Project: Emergency Response Tagging and Satellite Tracking for Rehabilitated Pinnipeds (California sea lions)

Buzzi the California Sea Lion

Buzzi the California Sea Lion

Project: Emergency Response Tagging and Satellite Tracking for Rehabilitated Pinnipeds (California sea lions)

Since January 2013, elevated levels of malnourished sea lion pups and yearlings have been stranded on California beaches. More than 2,000 young sea lions have washed ashore in 2015 alone, too emaciated and dehydrated to care for themselves. Additionally, highly elevated numbers of Guadalupe fur seals, a species listed as Threatened under the Endangered Species Act, have also been noted. The unprecedented crisis has been declared an Unusual Mortality Event (UME), and rescue and rehabilitation networks are utilizing limited resources to respond.

Atlantic Marine Conservation Society worked with Pacific Marine Mammal Center, National Marine Fisheries Service, Fort MacArthur Marine Mammal Care Center, Channel Islands Marine Wildlife Institution, and Sea World San Diego to track rehabilitated sea lion pups and fur seals of all ages after release in order to ensure rescue efforts maximize long-term survival of California sea lions and Guadalupe fur seals.  While the direct and indirect causes of current elevated strandings are still under investigation, it is critical for rescue and rehabilitation programs to determine release success and long-term survival rates. This project was supported by the National Marine Sanctuary Foundation.


READ MORE ABOUT THIS PROJECT HERE.

Success Stories

Laura the California Sea Lion   Laura is a female sea lion that was rescued as a yearling from Cotton’s Point in San Clemente, CA on June 2, 2013. Emaciated and dehydrated, she spent 70 days in rehabilitation. Laura gained 25kg during this time and once deemed healthy, she was released back into the wild at Crescent Beach in Laguna, CA on August 11, 2013. Outfitted with an orange plastic Roto flipper tag with a unique identification number, we have been able to monitor her movements post-release, an invaluable tool to measure the success of rehabilitation efforts. Laura was observed three years later by a researcher in La Jolla Point. She was observed again in 2019, alert, vocalizing, and nursing her one year old pup, her newborn pup, and a third ‘adopted’ animal! She is a prime example of how tagging efforts can bring communities together, and get the public and other researchers involved in tracking animals.

Laura the California Sea Lion

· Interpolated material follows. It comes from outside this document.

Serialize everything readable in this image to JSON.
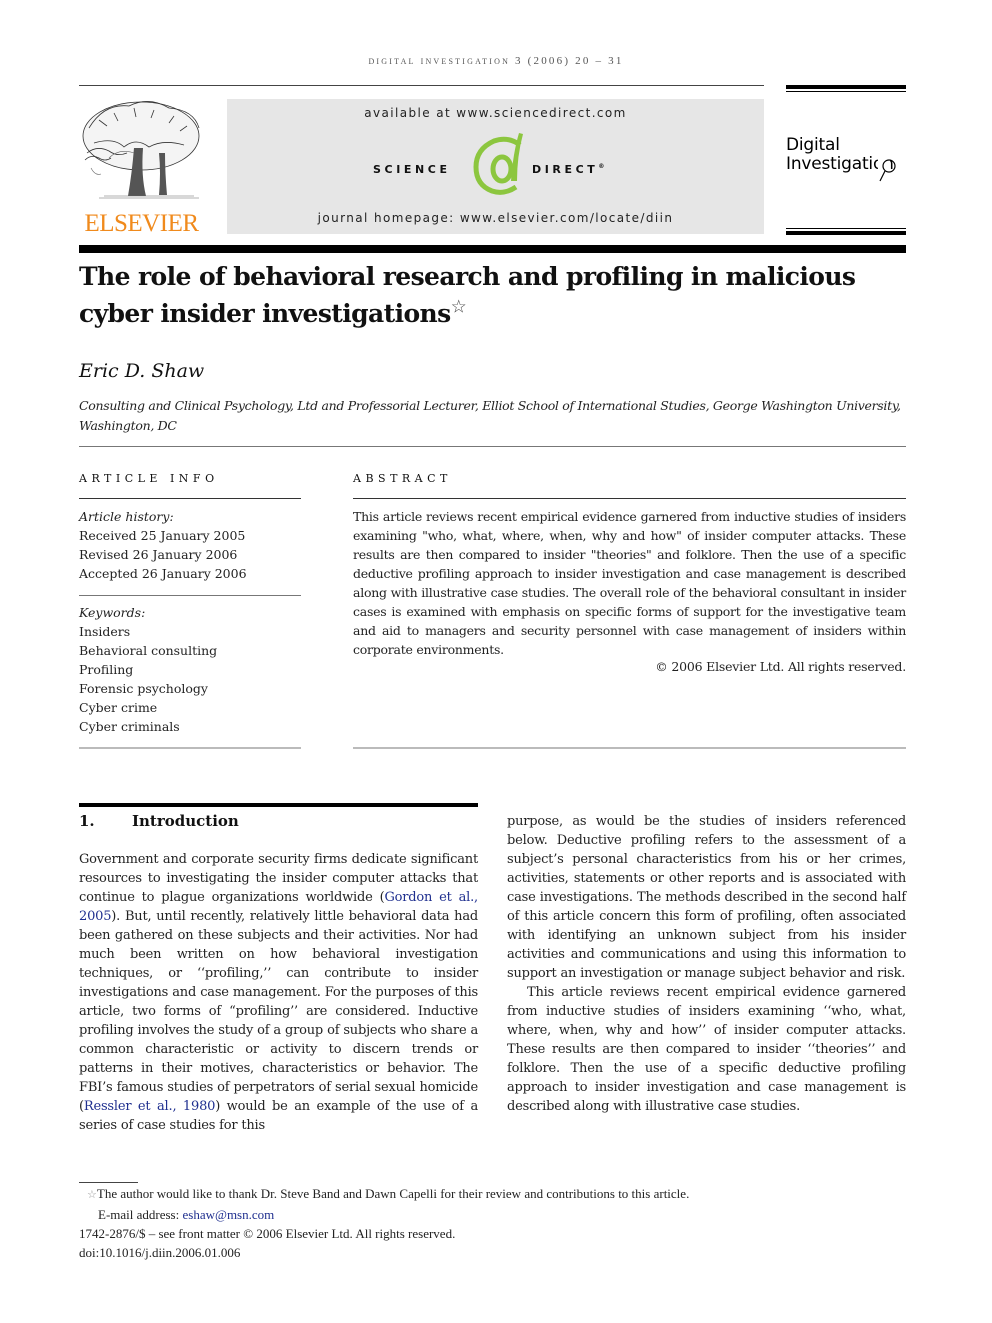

Laura is a female sea lion that was rescued as a yearling from Cotton’s Point in San Clemente, CA on June 2, 2013. Emaciated and dehydrated, she spent 70 days in rehabilitation. Laura gained 25kg during this time and once deemed healthy, she was released back into the wild at Crescent Beach in Laguna, CA on August 11, 2013. Outfitted with an orange plastic Roto flipper tag with a unique identification number, we have been able to monitor her movements post-release, an invaluable tool to measure the success of rehabilitation efforts. Laura was observed three years later by a researcher in La Jolla Point. She was observed again in 2019, alert, vocalizing, and nursing her one year old pup, her newborn pup, and a third ‘adopted’ animal! She is a prime example of how tagging efforts can bring communities together, and get the public and other researchers involved in tracking animals.